BEGIN

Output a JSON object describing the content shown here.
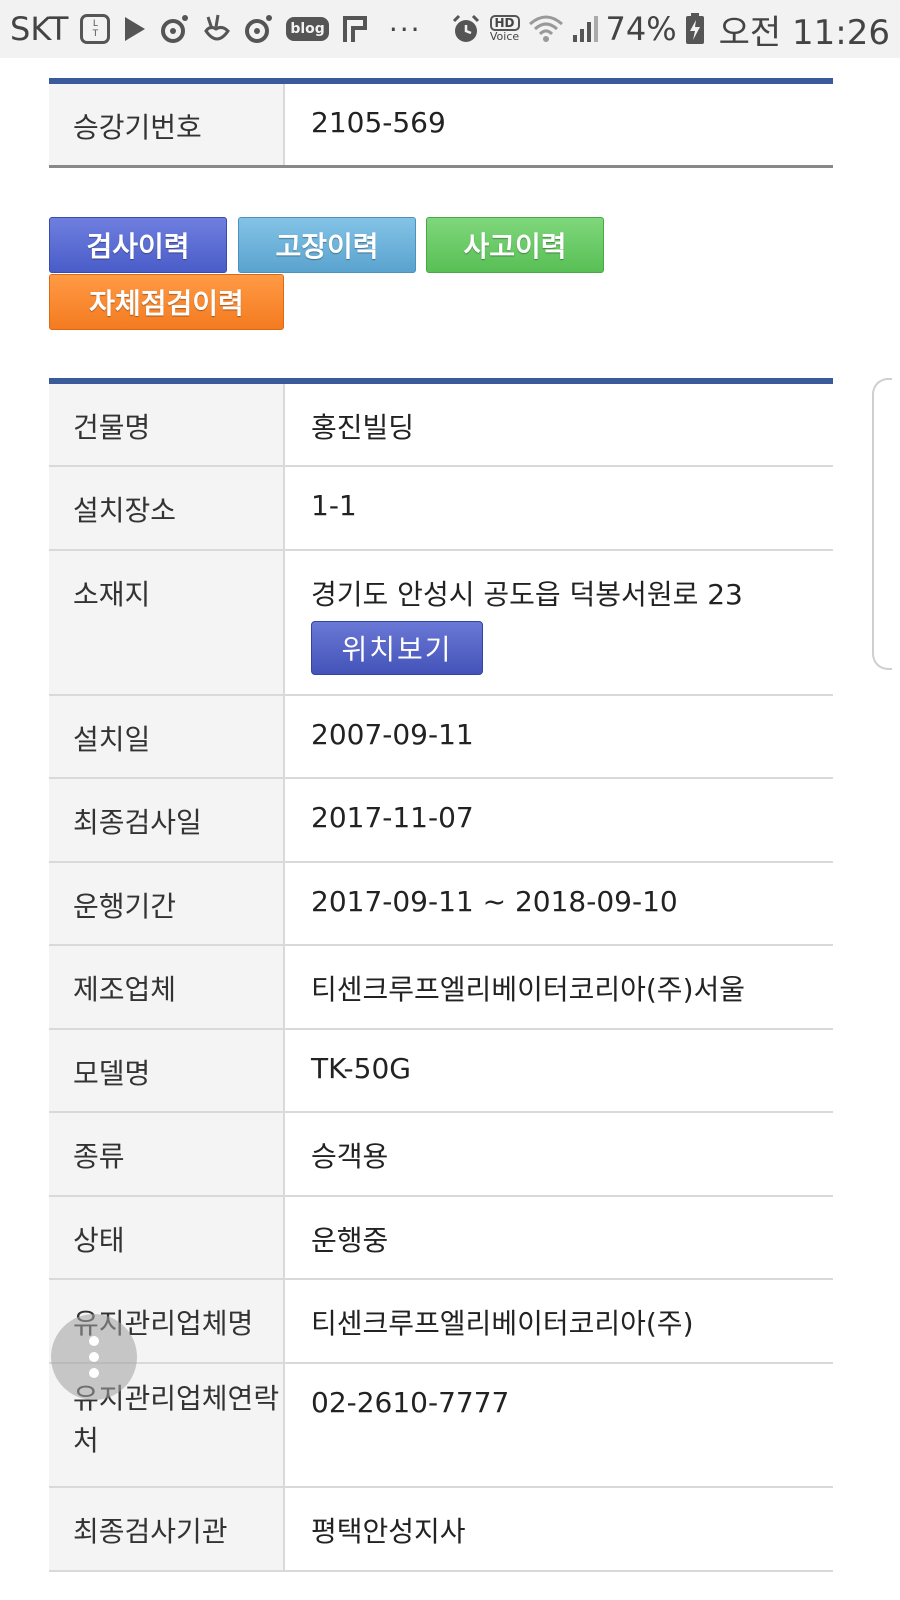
{
  "status_bar": {
    "carrier": "SKT",
    "icons": [
      "lotte-ting-icon",
      "play-store-icon",
      "music-note-icon",
      "v-live-icon",
      "music-note-icon",
      "blog-icon",
      "flag-icon"
    ],
    "blog_label": "blog",
    "overflow": "···",
    "hd_label": "HD",
    "hd_sub": "Voice",
    "battery_percent": "74%",
    "time": "오전 11:26"
  },
  "elevator": {
    "number_label": "승강기번호",
    "number_value": "2105-569"
  },
  "history_buttons": {
    "inspection": "검사이력",
    "fault": "고장이력",
    "accident": "사고이력",
    "self_check": "자체점검이력"
  },
  "details": [
    {
      "label": "건물명",
      "value": "홍진빌딩"
    },
    {
      "label": "설치장소",
      "value": "1-1"
    },
    {
      "label": "소재지",
      "value": "경기도 안성시 공도읍 덕봉서원로 23"
    },
    {
      "label": "설치일",
      "value": "2007-09-11"
    },
    {
      "label": "최종검사일",
      "value": "2017-11-07"
    },
    {
      "label": "운행기간",
      "value": "2017-09-11 ~ 2018-09-10"
    },
    {
      "label": "제조업체",
      "value": "티센크루프엘리베이터코리아(주)서울"
    },
    {
      "label": "모델명",
      "value": "TK-50G"
    },
    {
      "label": "종류",
      "value": "승객용"
    },
    {
      "label": "상태",
      "value": "운행중"
    },
    {
      "label": "유지관리업체명",
      "value": "티센크루프엘리베이터코리아(주)"
    },
    {
      "label": "유지관리업체연락처",
      "value": "02-2610-7777"
    },
    {
      "label": "최종검사기관",
      "value": "평택안성지사"
    }
  ],
  "location_button": "위치보기",
  "colors": {
    "header_rule": "#3b5a9a",
    "inspection": "#4a5cc8",
    "fault": "#5aa3cf",
    "accident": "#58bf55",
    "self_check": "#f47b20"
  }
}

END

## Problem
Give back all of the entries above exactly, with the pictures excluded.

## Output of the task
Output a JSON object describing the content shown here.
{
  "status_bar": {
    "carrier": "SKT",
    "icons": [
      "lotte-ting-icon",
      "play-store-icon",
      "music-note-icon",
      "v-live-icon",
      "music-note-icon",
      "blog-icon",
      "flag-icon"
    ],
    "blog_label": "blog",
    "overflow": "···",
    "hd_label": "HD",
    "hd_sub": "Voice",
    "battery_percent": "74%",
    "time": "오전 11:26"
  },
  "elevator": {
    "number_label": "승강기번호",
    "number_value": "2105-569"
  },
  "history_buttons": {
    "inspection": "검사이력",
    "fault": "고장이력",
    "accident": "사고이력",
    "self_check": "자체점검이력"
  },
  "details": [
    {
      "label": "건물명",
      "value": "홍진빌딩"
    },
    {
      "label": "설치장소",
      "value": "1-1"
    },
    {
      "label": "소재지",
      "value": "경기도 안성시 공도읍 덕봉서원로 23"
    },
    {
      "label": "설치일",
      "value": "2007-09-11"
    },
    {
      "label": "최종검사일",
      "value": "2017-11-07"
    },
    {
      "label": "운행기간",
      "value": "2017-09-11 ~ 2018-09-10"
    },
    {
      "label": "제조업체",
      "value": "티센크루프엘리베이터코리아(주)서울"
    },
    {
      "label": "모델명",
      "value": "TK-50G"
    },
    {
      "label": "종류",
      "value": "승객용"
    },
    {
      "label": "상태",
      "value": "운행중"
    },
    {
      "label": "유지관리업체명",
      "value": "티센크루프엘리베이터코리아(주)"
    },
    {
      "label": "유지관리업체연락처",
      "value": "02-2610-7777"
    },
    {
      "label": "최종검사기관",
      "value": "평택안성지사"
    }
  ],
  "location_button": "위치보기",
  "colors": {
    "header_rule": "#3b5a9a",
    "inspection": "#4a5cc8",
    "fault": "#5aa3cf",
    "accident": "#58bf55",
    "self_check": "#f47b20"
  }
}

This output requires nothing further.